Battery electric vehicles on the road

Charging your electric vehicle properly to keep you on the road


Charging your electric vehicle properly to keep you on the road

Whether you choose to charge at a conventional socket, an optional wall box or at public charging stations: there are many options for charging your electric vehicle. Read on to find out what the options are and how charging works.


Discover here:

  • How to safely charge your vehicle at a socket overnight
  • What are the benefits of a wall box for the home
  • What app you can use to find charging stations on the go and then use them to charge your vehicle
  • At which charging station you can charge your rechargeable battery fastest

At home at an electrical socket

This is the most cost-effective and easy way, although maybe not the fastest charging method. The output of a conventional electrical socket is around 2.3 kW. However, if you'd like to charge your vehicle from the comfort of your own home, you can do so with ease. We would nonetheless recommend that you have your electrical system checked as normal electrical sockets can quickly overheat.

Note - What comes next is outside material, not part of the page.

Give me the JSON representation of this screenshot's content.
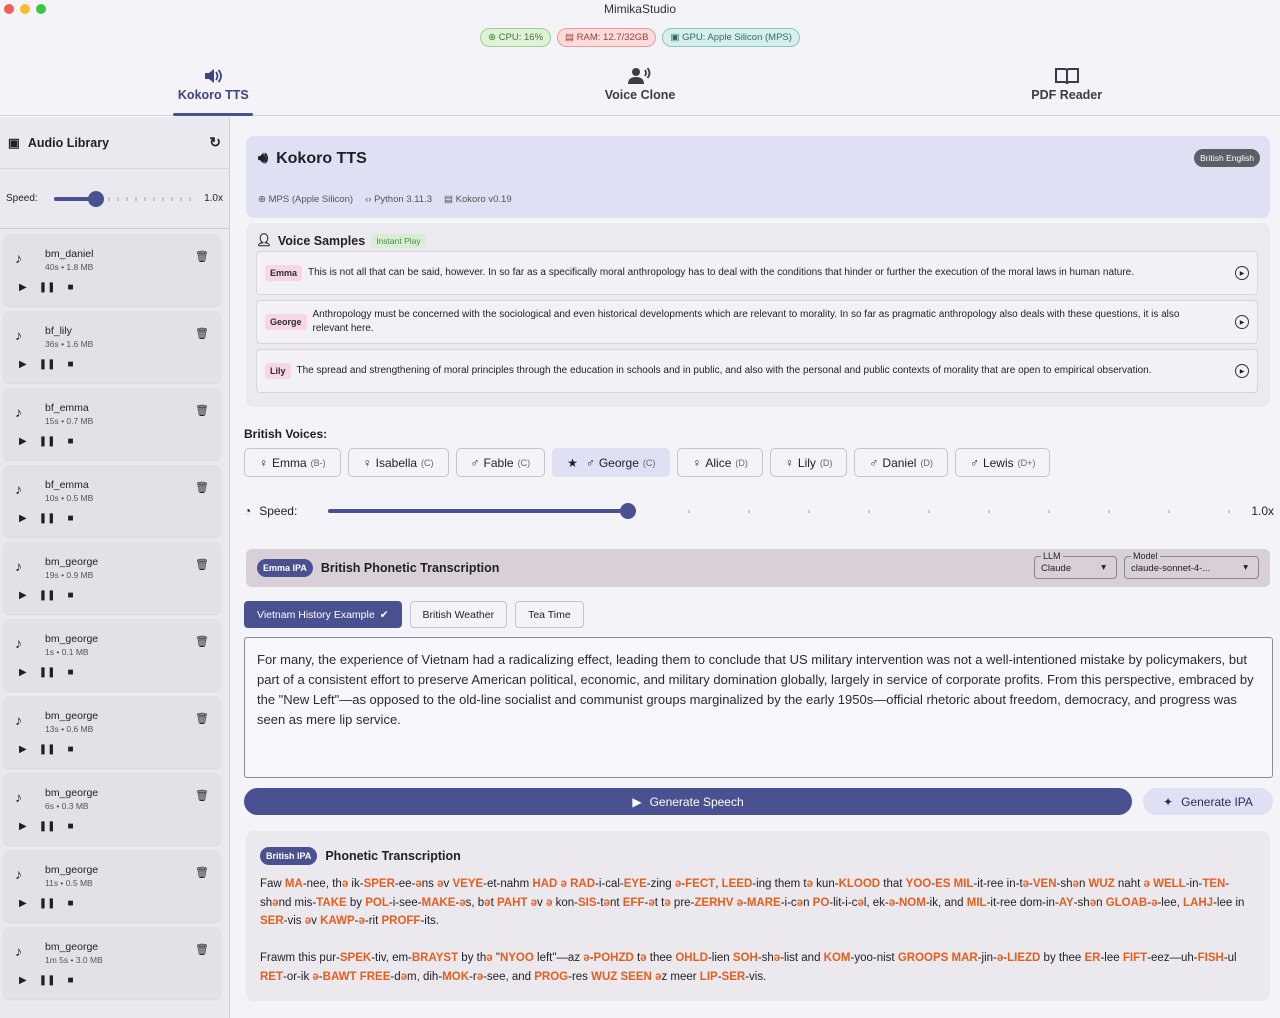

Close-up of an electric vehicle being charged by a charging cable.

At a wall charging station

A wall box, as it is known, charges the rechargeable battery of an electric vehicle much faster at home. The charging times vary depending on whether the wall box is connected to your normal 230 V household supply or to a high-voltage power connection, to which, for instance, your electric cooker might be connected. The reason: alternating current delivers between 3.7 and 11 kW, in exceptional cases even 22 kW of charging power. 11 kW fully charges even large batteries overnight.

Most automotive manufacturers offer optional wall charging stations specifically adapted to their electric vehicles, with prices varying between €700 and €2000 including installation. The wall boxes are generally installed in your own garage or in a covered carport.
Charging an electric vehicle with a Volkswagen wall box
The Volkswagen ID.Charger wall box charges your vehicle with up to 11 kW.

Out and about at public charging stations

There are now public charging stations virtually everywhere: in city centres, car parks and increasingly also in supermarket car parks. They are very easy to find using apps, such as “NEXTCHARGE”. Public charging stations are about as fast as a more powerful wall box with a broad-based power range of between 11 and 22 kW. The stations are largely operated by energy companies, with the electricity mostly generated by renewable energy sources. The pricing and billing models vary greatly – some are charged by charging time, while others are charged by the volume of electricity consumed. Payment is made by card, invoice, online or by mobile phone. However, advance registration and a special charging card for the respective provider is often necessary, which can sometimes make spontaneous charging more difficult. In the foreseeable future, something known as ‘filling station roaming’ will be introduced to enable drivers of electric vehicles to soon charge at almost any charging station via smartphone and without a fixed contract.

At fast charging stations

While a public charging station usually provides 11 to 22 kW, a fast charging station provides charging of up to 125 and even 350 kW. IONITYOpens an external link, the German car manufacturers’ Europe-wide charging network, has been increasingly taking shape since 2017. Construction has started of a total of 400 ultra-fast charging stations on motorways and other main traffic axes in Germany, Norway and Austria. 400 charging stations should be available by 2020. Each of the stations will be located approx. 120 kilometres apart and will have several charging stations.

Volkswagen mobile charging station for electric vehicles

This means that your rechargeable battery stays working for longer

In principle, if a petrol-driven vehicle doesn’t like it then an electric vehicle most certainly won’t like it. This includes heavy acceleration – particularly with a cooled rechargeable battery – and long runs at full throttle. Avoid full charges and very low battery levels as well, as this speeds up battery ageing and leads to a loss of capacity.

Generally what is referred to as “trickle charging” at your household socket is better than fast charging. At very low temperatures, it is better if you can charge the battery directly at the end of a trip when the temperature is higher. A cooled-down rechargeable battery is only capable of absorbing a reduced volume of energy. What about in summer? Rechargeable batteries don’t like the heat. Ideally park your vehicle in a garage or underground parking space.